I see several landmarks along the path of my faith journey. I was baptized at nine years old, and I assumed that moment was my own doing, not the influence of divine grace. It’s only the more recent and seemingly insignificant moments in which I’ve more readily recognized something actively moving me. The first time I remember awareness of divine movement was when I found myself in a class studying The Lord of the Rings. These readings and discussions introduced me to prevenient grace, the particular sacredness of communion, the permissibility of doubts and questions, and the importance of a public, active faith. Coming from a different Christian tradition, I was often overwhelmed with these revelations; yet the outline of ideas continued to simmer and act as an anchor for my faith until finally finding fullness in the expression of the United Methodist Church.
Another remembrance of divine movement came while reading Dorothy Day’s autobiography. I was stirred by Day’s story of devotion, simplicity, community, and solidarity. Her faith naturally impelled her to the needs of the world. A Catholic encyclical commission echoed Day’s witness: “to help in the renewal and humanization of society and in the rediscovery by believers of the true face of the church.” These imaginings continue to shape my faith and give direction to my vocation.

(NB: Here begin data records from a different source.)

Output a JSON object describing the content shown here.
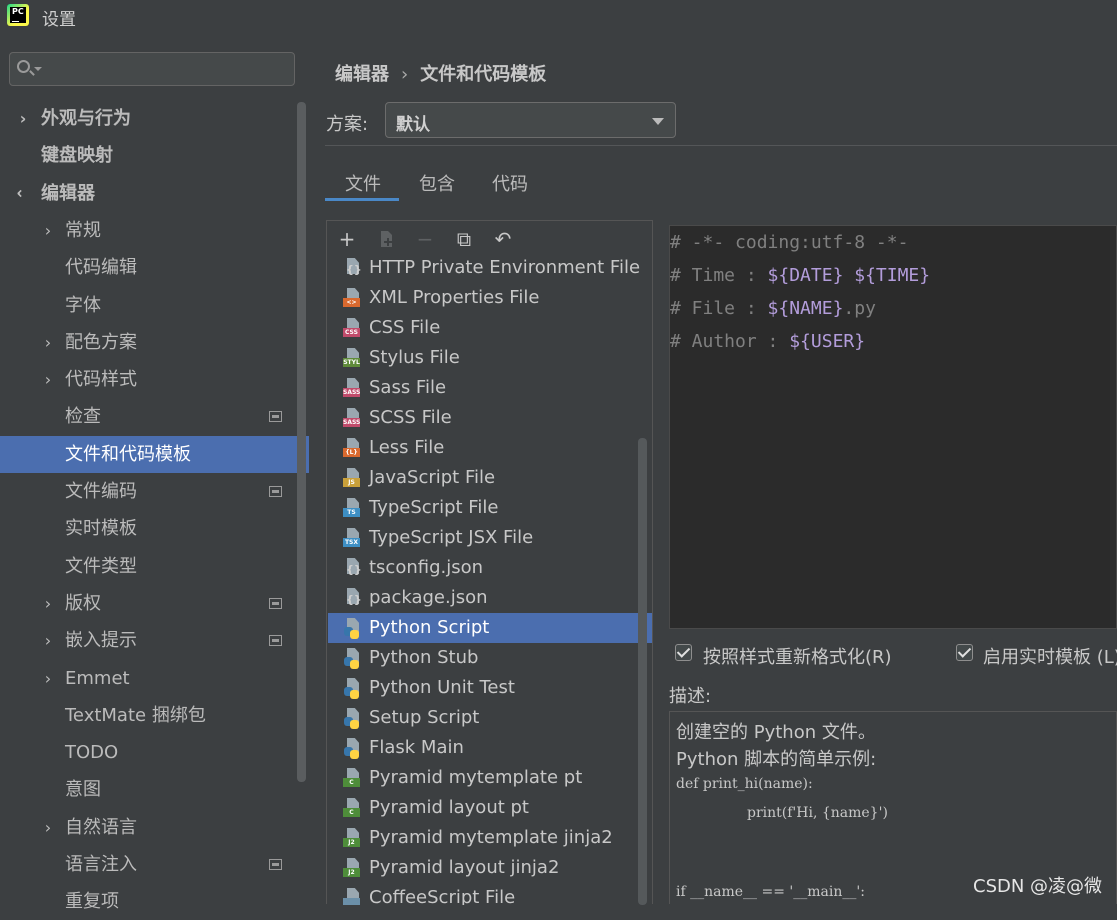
{
  "window": {
    "title": "设置",
    "app_icon_text": "PC"
  },
  "sidebar": {
    "search_placeholder": "",
    "items": [
      {
        "label": "外观与行为",
        "arrow": "›"
      },
      {
        "label": "键盘映射",
        "arrow": ""
      },
      {
        "label": "编辑器",
        "arrow": "⌄"
      },
      {
        "label": "常规",
        "arrow": "›"
      },
      {
        "label": "代码编辑",
        "arrow": ""
      },
      {
        "label": "字体",
        "arrow": ""
      },
      {
        "label": "配色方案",
        "arrow": "›"
      },
      {
        "label": "代码样式",
        "arrow": "›"
      },
      {
        "label": "检查",
        "arrow": ""
      },
      {
        "label": "文件和代码模板",
        "arrow": ""
      },
      {
        "label": "文件编码",
        "arrow": ""
      },
      {
        "label": "实时模板",
        "arrow": ""
      },
      {
        "label": "文件类型",
        "arrow": ""
      },
      {
        "label": "版权",
        "arrow": "›"
      },
      {
        "label": "嵌入提示",
        "arrow": "›"
      },
      {
        "label": "Emmet",
        "arrow": "›"
      },
      {
        "label": "TextMate 捆绑包",
        "arrow": ""
      },
      {
        "label": "TODO",
        "arrow": ""
      },
      {
        "label": "意图",
        "arrow": ""
      },
      {
        "label": "自然语言",
        "arrow": "›"
      },
      {
        "label": "语言注入",
        "arrow": ""
      },
      {
        "label": "重复项",
        "arrow": ""
      }
    ],
    "selected": "文件和代码模板"
  },
  "breadcrumb": {
    "parent": "编辑器",
    "separator": "›",
    "current": "文件和代码模板"
  },
  "scheme": {
    "label": "方案:",
    "value": "默认"
  },
  "tabs": [
    {
      "label": "文件"
    },
    {
      "label": "包含"
    },
    {
      "label": "代码"
    }
  ],
  "active_tab": "文件",
  "toolbar": {
    "add": "+",
    "remove": "−",
    "copy": "⧉",
    "reset": "↶"
  },
  "templates": [
    {
      "label": "HTTP Private Environment File",
      "icon": "json-file-icon",
      "badge": "",
      "color": ""
    },
    {
      "label": "XML Properties File",
      "icon": "xml-file-icon",
      "badge": "<>",
      "color": "#d9692f"
    },
    {
      "label": "CSS File",
      "icon": "css-file-icon",
      "badge": "CSS",
      "color": "#c14b6b"
    },
    {
      "label": "Stylus File",
      "icon": "stylus-file-icon",
      "badge": "STYL",
      "color": "#5f8b3a"
    },
    {
      "label": "Sass File",
      "icon": "sass-file-icon",
      "badge": "SASS",
      "color": "#c14b6b"
    },
    {
      "label": "SCSS File",
      "icon": "scss-file-icon",
      "badge": "SASS",
      "color": "#c14b6b"
    },
    {
      "label": "Less File",
      "icon": "less-file-icon",
      "badge": "{L}",
      "color": "#d9692f"
    },
    {
      "label": "JavaScript File",
      "icon": "javascript-file-icon",
      "badge": "JS",
      "color": "#c9a03a"
    },
    {
      "label": "TypeScript File",
      "icon": "typescript-file-icon",
      "badge": "TS",
      "color": "#3e8fc4"
    },
    {
      "label": "TypeScript JSX File",
      "icon": "tsx-file-icon",
      "badge": "TSX",
      "color": "#3e8fc4"
    },
    {
      "label": "tsconfig.json",
      "icon": "json-file-icon",
      "badge": "",
      "color": ""
    },
    {
      "label": "package.json",
      "icon": "json-file-icon",
      "badge": "",
      "color": ""
    },
    {
      "label": "Python Script",
      "icon": "python-file-icon",
      "badge": "",
      "color": ""
    },
    {
      "label": "Python Stub",
      "icon": "python-file-icon",
      "badge": "",
      "color": ""
    },
    {
      "label": "Python Unit Test",
      "icon": "python-file-icon",
      "badge": "",
      "color": ""
    },
    {
      "label": "Setup Script",
      "icon": "python-file-icon",
      "badge": "",
      "color": ""
    },
    {
      "label": "Flask Main",
      "icon": "python-file-icon",
      "badge": "",
      "color": ""
    },
    {
      "label": "Pyramid mytemplate pt",
      "icon": "chameleon-file-icon",
      "badge": "C",
      "color": "#4e8d3a"
    },
    {
      "label": "Pyramid layout pt",
      "icon": "chameleon-file-icon",
      "badge": "C",
      "color": "#4e8d3a"
    },
    {
      "label": "Pyramid mytemplate jinja2",
      "icon": "jinja2-file-icon",
      "badge": "J2",
      "color": "#4e8d3a"
    },
    {
      "label": "Pyramid layout jinja2",
      "icon": "jinja2-file-icon",
      "badge": "J2",
      "color": "#4e8d3a"
    },
    {
      "label": "CoffeeScript File",
      "icon": "coffeescript-file-icon",
      "badge": "",
      "color": "#6b8fa8"
    }
  ],
  "selected_template": "Python Script",
  "editor": {
    "lines": [
      {
        "prefix": "# -*- coding:utf-8 -*-",
        "var1": "",
        "mid": "",
        "var2": "",
        "suffix": ""
      },
      {
        "prefix": "# Time : ",
        "var1": "${DATE}",
        "mid": " ",
        "var2": "${TIME}",
        "suffix": ""
      },
      {
        "prefix": "# File : ",
        "var1": "${NAME}",
        "mid": ".py",
        "var2": "",
        "suffix": ""
      },
      {
        "prefix": "# Author : ",
        "var1": "${USER}",
        "mid": "",
        "var2": "",
        "suffix": ""
      }
    ]
  },
  "options": {
    "reformat_label": "按照样式重新格式化(R)",
    "reformat_checked": true,
    "live_templates_label": "启用实时模板 (L)",
    "live_templates_checked": true
  },
  "description": {
    "label": "描述:",
    "text_line1": "创建空的 Python 文件。",
    "text_line2": "Python 脚本的简单示例:",
    "code_line1": "def print_hi(name):",
    "code_line2": "print(f'Hi, {name}')",
    "code_line3": "if __name__ == '__main__':"
  },
  "footer_text": "CSDN @凌@微",
  "colors": {
    "selection": "#4b6eaf",
    "background": "#3c3f41",
    "editor_bg": "#2b2b2b",
    "template_var": "#b39ddb",
    "comment": "#808080"
  }
}
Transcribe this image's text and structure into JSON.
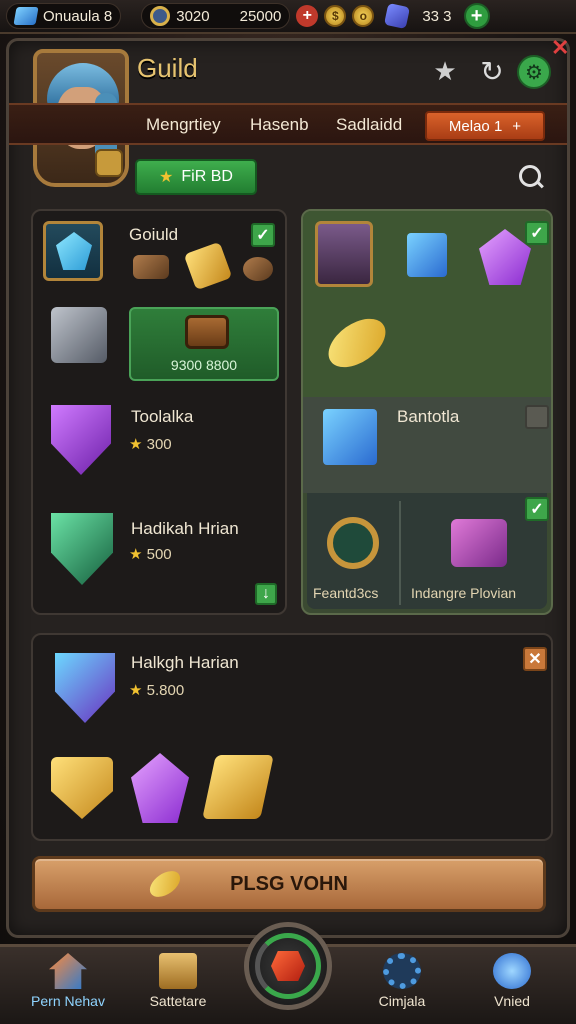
{
  "topbar": {
    "player_label": "Onuaula 8",
    "timer_value": "3020",
    "gold_value": "25000",
    "dice_value": "33 3"
  },
  "header": {
    "title": "Guild",
    "tabs": [
      "Mengrtiey",
      "Hasenb",
      "Sadlaidd"
    ],
    "active_tab": "Melao 1",
    "green_pill": "FiR BD"
  },
  "left_card": {
    "title": "Goiuld",
    "green_box_text": "9300 8800",
    "items": [
      {
        "name": "Toolalka",
        "stars": "300"
      },
      {
        "name": "Hadikah Hrian",
        "stars": "500"
      }
    ]
  },
  "right_card": {
    "mid_label": "Bantotla",
    "bottom_left": "Feantd3cs",
    "bottom_right": "Indangre Plovian"
  },
  "bottom_card": {
    "name": "Halkgh Harian",
    "stars": "5.800"
  },
  "cta": {
    "label": "PLSG VOHN"
  },
  "nav": {
    "items": [
      "Pern Nehav",
      "Sattetare",
      "Cimjala",
      "Vnied"
    ]
  },
  "colors": {
    "accent_orange": "#c9582a",
    "accent_green": "#3aa84b",
    "gold_text": "#e7c470"
  }
}
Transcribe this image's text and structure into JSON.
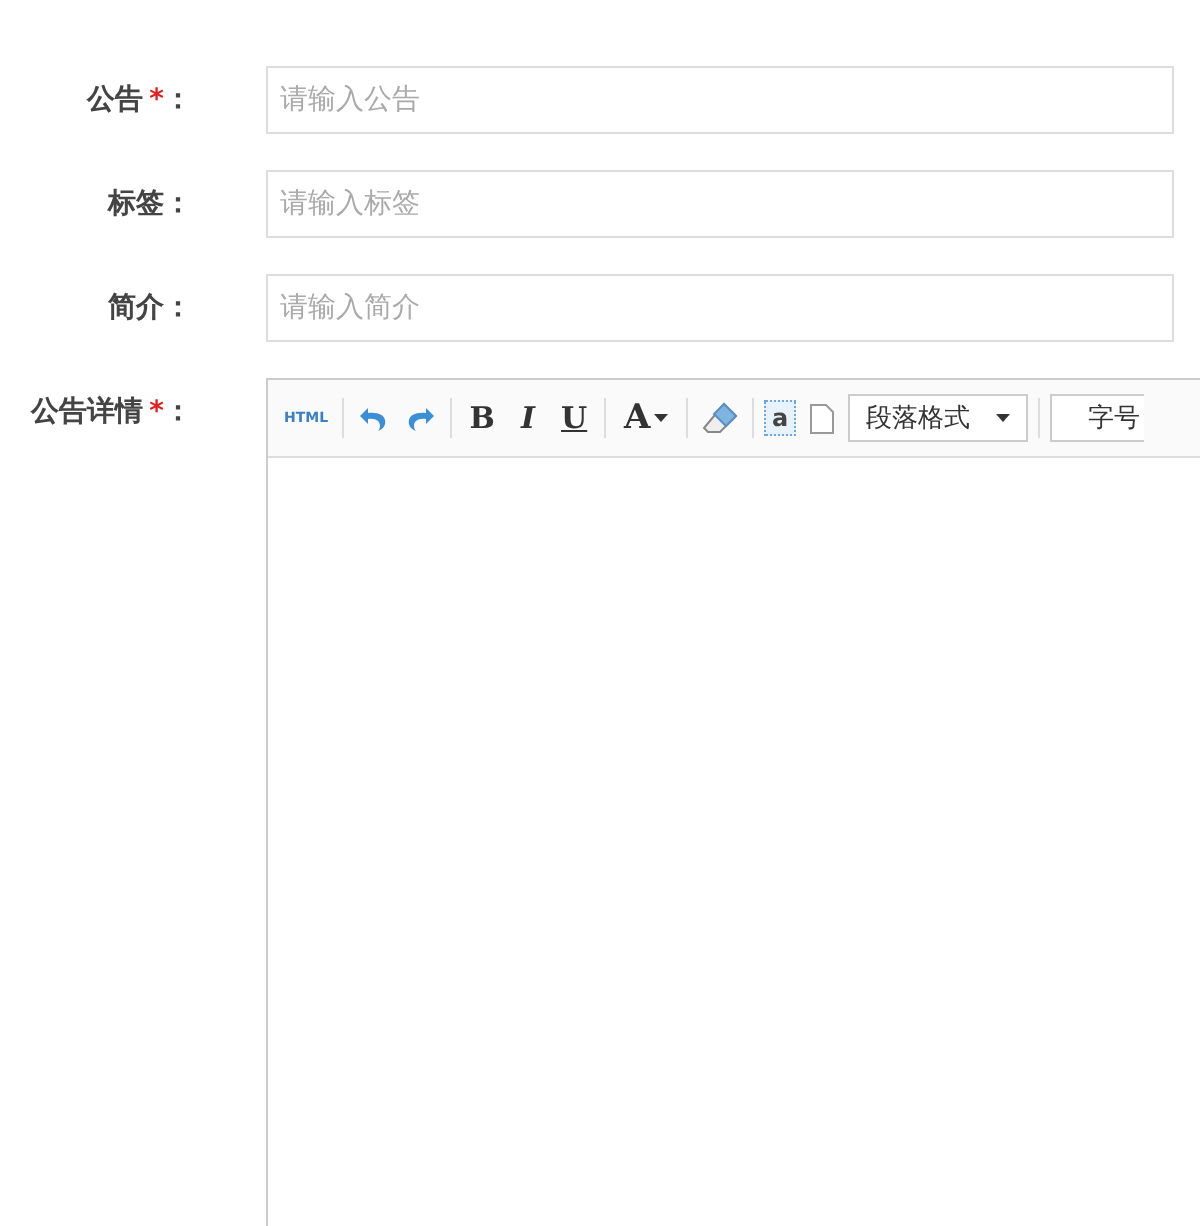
{
  "fields": [
    {
      "label": "公告",
      "required_mark": "*",
      "colon": "：",
      "placeholder": "请输入公告"
    },
    {
      "label": "标签",
      "colon": "：",
      "placeholder": "请输入标签"
    },
    {
      "label": "简介",
      "colon": "：",
      "placeholder": "请输入简介"
    }
  ],
  "editor": {
    "label": "公告详情",
    "required_mark": "*",
    "colon": "：",
    "toolbar": [
      {
        "kind": "html",
        "text": "HTML"
      },
      {
        "kind": "separator"
      },
      {
        "kind": "undo"
      },
      {
        "kind": "redo"
      },
      {
        "kind": "separator"
      },
      {
        "kind": "bold",
        "text": "B"
      },
      {
        "kind": "italic",
        "text": "I"
      },
      {
        "kind": "underline",
        "text": "U"
      },
      {
        "kind": "separator"
      },
      {
        "kind": "fontcolor",
        "text": "A"
      },
      {
        "kind": "separator"
      },
      {
        "kind": "eraser"
      },
      {
        "kind": "separator"
      },
      {
        "kind": "anchor",
        "text": "a"
      },
      {
        "kind": "page"
      },
      {
        "kind": "select",
        "text": "段落格式"
      },
      {
        "kind": "separator"
      },
      {
        "kind": "select-cut",
        "text": "字号"
      }
    ]
  }
}
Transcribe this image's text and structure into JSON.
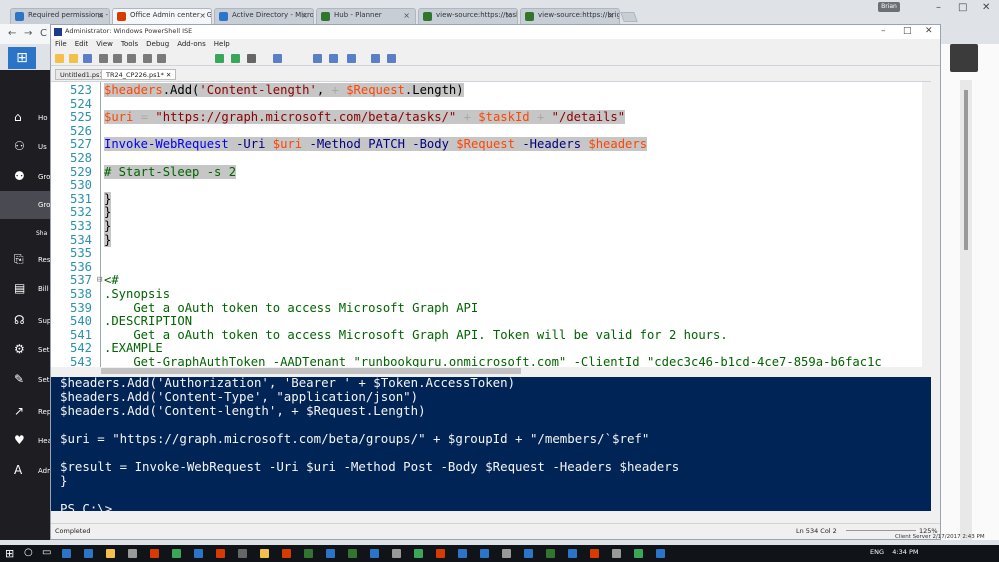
{
  "browser": {
    "tabs": [
      {
        "label": "Required permissions - I",
        "color": "#2b74c7"
      },
      {
        "label": "Office Admin center - G",
        "color": "#d83b01"
      },
      {
        "label": "Active Directory - Micro",
        "color": "#2b74c7"
      },
      {
        "label": "Hub - Planner",
        "color": "#31752f"
      },
      {
        "label": "view-source:https://task",
        "color": "#31752f"
      },
      {
        "label": "view-source:https://brig",
        "color": "#31752f"
      }
    ],
    "user_badge": "Brian",
    "window_controls": [
      "–",
      "□",
      "✕"
    ]
  },
  "app_rail": {
    "items": [
      {
        "icon": "home-icon",
        "glyph": "⌂",
        "label": "Ho"
      },
      {
        "icon": "user-icon",
        "glyph": "⚇",
        "label": "Us"
      },
      {
        "icon": "groups-icon",
        "glyph": "⚉",
        "label": "Gro"
      },
      {
        "icon": "groups-icon",
        "glyph": "",
        "label": "Gro"
      },
      {
        "icon": "resources-icon",
        "glyph": "⎘",
        "label": "Res"
      },
      {
        "icon": "billing-icon",
        "glyph": "▤",
        "label": "Bill"
      },
      {
        "icon": "support-icon",
        "glyph": "☊",
        "label": "Sup"
      },
      {
        "icon": "settings-icon",
        "glyph": "⚙",
        "label": "Set"
      },
      {
        "icon": "setup-icon",
        "glyph": "✎",
        "label": "Set"
      },
      {
        "icon": "reports-icon",
        "glyph": "↗",
        "label": "Rep"
      },
      {
        "icon": "health-icon",
        "glyph": "♥",
        "label": "Hea"
      },
      {
        "icon": "admin-icon",
        "glyph": "A",
        "label": "Adm"
      }
    ],
    "sub_label": "Sha"
  },
  "ise": {
    "title": "Administrator: Windows PowerShell ISE",
    "menu": [
      "File",
      "Edit",
      "View",
      "Tools",
      "Debug",
      "Add-ons",
      "Help"
    ],
    "tabs": [
      "Untitled1.ps1",
      "TR24_CP226.ps1*"
    ],
    "tab_close": "✕",
    "status": {
      "left": "Completed",
      "position": "Ln 534  Col 2",
      "zoom": "125%"
    }
  },
  "editor": {
    "lines": [
      {
        "n": "523",
        "sel": true,
        "tokens": [
          [
            "var",
            "$headers"
          ],
          [
            "txt",
            "."
          ],
          [
            "txt",
            "Add("
          ],
          [
            "str",
            "'Content-length'"
          ],
          [
            "txt",
            ", "
          ],
          [
            "op",
            "+"
          ],
          [
            "txt",
            " "
          ],
          [
            "var",
            "$Request"
          ],
          [
            "txt",
            "."
          ],
          [
            "txt",
            "Length)"
          ]
        ]
      },
      {
        "n": "524",
        "sel": false,
        "tokens": []
      },
      {
        "n": "525",
        "sel": true,
        "tokens": [
          [
            "var",
            "$uri"
          ],
          [
            "txt",
            " "
          ],
          [
            "op",
            "="
          ],
          [
            "txt",
            " "
          ],
          [
            "str",
            "\"https://graph.microsoft.com/beta/tasks/\""
          ],
          [
            "txt",
            " "
          ],
          [
            "op",
            "+"
          ],
          [
            "txt",
            " "
          ],
          [
            "var",
            "$taskId"
          ],
          [
            "txt",
            " "
          ],
          [
            "op",
            "+"
          ],
          [
            "txt",
            " "
          ],
          [
            "str",
            "\"/details\""
          ]
        ]
      },
      {
        "n": "526",
        "sel": false,
        "tokens": []
      },
      {
        "n": "527",
        "sel": true,
        "tokens": [
          [
            "cmd",
            "Invoke-WebRequest"
          ],
          [
            "txt",
            " "
          ],
          [
            "prm",
            "-Uri"
          ],
          [
            "txt",
            " "
          ],
          [
            "var",
            "$uri"
          ],
          [
            "txt",
            " "
          ],
          [
            "prm",
            "-Method"
          ],
          [
            "txt",
            " "
          ],
          [
            "kw",
            "PATCH"
          ],
          [
            "txt",
            " "
          ],
          [
            "prm",
            "-Body"
          ],
          [
            "txt",
            " "
          ],
          [
            "var",
            "$Request"
          ],
          [
            "txt",
            " "
          ],
          [
            "prm",
            "-Headers"
          ],
          [
            "txt",
            " "
          ],
          [
            "var",
            "$headers"
          ]
        ]
      },
      {
        "n": "528",
        "sel": false,
        "tokens": []
      },
      {
        "n": "529",
        "sel": true,
        "tokens": [
          [
            "com",
            "# Start-Sleep -s 2"
          ]
        ]
      },
      {
        "n": "530",
        "sel": false,
        "tokens": []
      },
      {
        "n": "531",
        "sel": true,
        "tokens": [
          [
            "txt",
            "}"
          ]
        ]
      },
      {
        "n": "532",
        "sel": true,
        "tokens": [
          [
            "txt",
            "}"
          ]
        ]
      },
      {
        "n": "533",
        "sel": true,
        "tokens": [
          [
            "txt",
            "}"
          ]
        ]
      },
      {
        "n": "534",
        "sel": true,
        "tokens": [
          [
            "txt",
            "}"
          ]
        ]
      },
      {
        "n": "535",
        "sel": false,
        "tokens": []
      },
      {
        "n": "536",
        "sel": false,
        "tokens": []
      },
      {
        "n": "537",
        "sel": false,
        "fold": "⊟",
        "tokens": [
          [
            "com",
            "<#"
          ]
        ]
      },
      {
        "n": "538",
        "sel": false,
        "tokens": [
          [
            "com",
            ".Synopsis"
          ]
        ]
      },
      {
        "n": "539",
        "sel": false,
        "tokens": [
          [
            "com",
            "    Get a oAuth token to access Microsoft Graph API"
          ]
        ]
      },
      {
        "n": "540",
        "sel": false,
        "tokens": [
          [
            "com",
            ".DESCRIPTION"
          ]
        ]
      },
      {
        "n": "541",
        "sel": false,
        "tokens": [
          [
            "com",
            "    Get a oAuth token to access Microsoft Graph API. Token will be valid for 2 hours."
          ]
        ]
      },
      {
        "n": "542",
        "sel": false,
        "tokens": [
          [
            "com",
            ".EXAMPLE"
          ]
        ]
      },
      {
        "n": "543",
        "sel": false,
        "tokens": [
          [
            "com",
            "    Get-GraphAuthToken -AADTenant \"runbookguru.onmicrosoft.com\" -ClientId \"cdec3c46-b1cd-4ce7-859a-b6fac1c"
          ]
        ]
      }
    ]
  },
  "console": {
    "lines": [
      "$headers.Add('Authorization', 'Bearer ' + $Token.AccessToken)",
      "$headers.Add('Content-Type', \"application/json\")",
      "$headers.Add('Content-length', + $Request.Length)",
      "",
      "$uri = \"https://graph.microsoft.com/beta/groups/\" + $groupId + \"/members/`$ref\"",
      "",
      "$result = Invoke-WebRequest -Uri $uri -Method Post -Body $Request -Headers $headers",
      "}",
      "",
      "PS C:\\>"
    ]
  },
  "taskbar": {
    "tray_time": "4:34 PM",
    "tray_lang": "ENG",
    "windows_badge": "Client Server 2/17/2017 2:43 PM"
  }
}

I felt a third important memory of divine movement when I entered the doors of this church. I had been out of sync with my family’s tradition for some time, but within these walls, found a new rhythm. The continual reminder that I’m not expected to leave my brain at the door has been life-giving to this born- questioner. Hearing the experiences of others shared and valued in conversations about faith have confirmed that my own voice matters; and the acceptance of all that is good and beautiful in worship has taught me that I’m beautiful and good, and that God accepts every part of me. In each instance, God brought me into the moment, rather than choosing it for myself. I see this as God’s grace moving me in an unseen direction down a dimly lit path. I’m learning to notice God’s spirit leading me. I’m confident that she will continue drawing me into wider spaces, directing me to “the calling to which I’ve been called.’’ (Eph. 4:1). This never-ending, ever-moving beckoning of grace is my story.